Interface dataset entries:
╭──

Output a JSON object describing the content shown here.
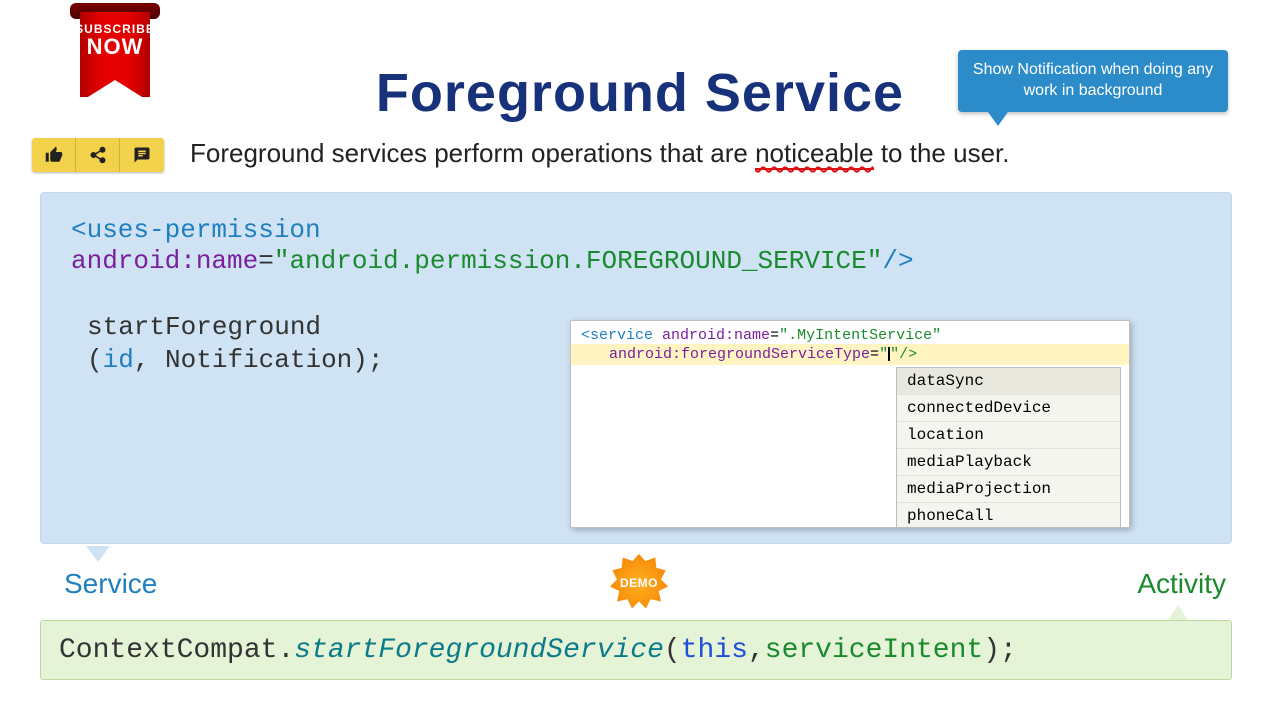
{
  "ribbon": {
    "line1": "SUBSCRIBE",
    "line2": "NOW"
  },
  "title": "Foreground Service",
  "callout": "Show Notification when doing any work in background",
  "subtitle_before": "Foreground services perform operations that are ",
  "subtitle_underlined": "noticeable",
  "subtitle_after": " to the user.",
  "permission": {
    "tag_open": "<uses-permission",
    "attr_name": "android:name",
    "eq": "=",
    "value": "\"android.permission.FOREGROUND_SERVICE\"",
    "tag_close": "/>"
  },
  "startfg": {
    "fn": "startForeground",
    "line2_open": "(",
    "id": "id",
    "comma": ",",
    "notif": " Notification",
    "close": ");"
  },
  "editor": {
    "l1_open": "<",
    "l1_tag": "service ",
    "l1_attr": "android:name",
    "l1_eq": "=",
    "l1_val": "\".MyIntentService\"",
    "l2_attr": "android:foregroundServiceType",
    "l2_eq": "=",
    "l2_q1": "\"",
    "l2_close": "\"/>"
  },
  "autocomplete": [
    "dataSync",
    "connectedDevice",
    "location",
    "mediaPlayback",
    "mediaProjection",
    "phoneCall"
  ],
  "label_service": "Service",
  "label_activity": "Activity",
  "demo": "DEMO",
  "activity_code": {
    "cls": "ContextCompat",
    "dot": ".",
    "method": "startForegroundService",
    "open": "(",
    "this": "this",
    "comma": ",",
    "arg": "serviceIntent",
    "close": ");"
  }
}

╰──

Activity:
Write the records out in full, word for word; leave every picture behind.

Response below:
Output a JSON object describing the content shown here.
{
  "ribbon": {
    "line1": "SUBSCRIBE",
    "line2": "NOW"
  },
  "title": "Foreground Service",
  "callout": "Show Notification when doing any work in background",
  "subtitle_before": "Foreground services perform operations that are ",
  "subtitle_underlined": "noticeable",
  "subtitle_after": " to the user.",
  "permission": {
    "tag_open": "<uses-permission",
    "attr_name": "android:name",
    "eq": "=",
    "value": "\"android.permission.FOREGROUND_SERVICE\"",
    "tag_close": "/>"
  },
  "startfg": {
    "fn": "startForeground",
    "line2_open": "(",
    "id": "id",
    "comma": ",",
    "notif": " Notification",
    "close": ");"
  },
  "editor": {
    "l1_open": "<",
    "l1_tag": "service ",
    "l1_attr": "android:name",
    "l1_eq": "=",
    "l1_val": "\".MyIntentService\"",
    "l2_attr": "android:foregroundServiceType",
    "l2_eq": "=",
    "l2_q1": "\"",
    "l2_close": "\"/>"
  },
  "autocomplete": [
    "dataSync",
    "connectedDevice",
    "location",
    "mediaPlayback",
    "mediaProjection",
    "phoneCall"
  ],
  "label_service": "Service",
  "label_activity": "Activity",
  "demo": "DEMO",
  "activity_code": {
    "cls": "ContextCompat",
    "dot": ".",
    "method": "startForegroundService",
    "open": "(",
    "this": "this",
    "comma": ",",
    "arg": "serviceIntent",
    "close": ");"
  }
}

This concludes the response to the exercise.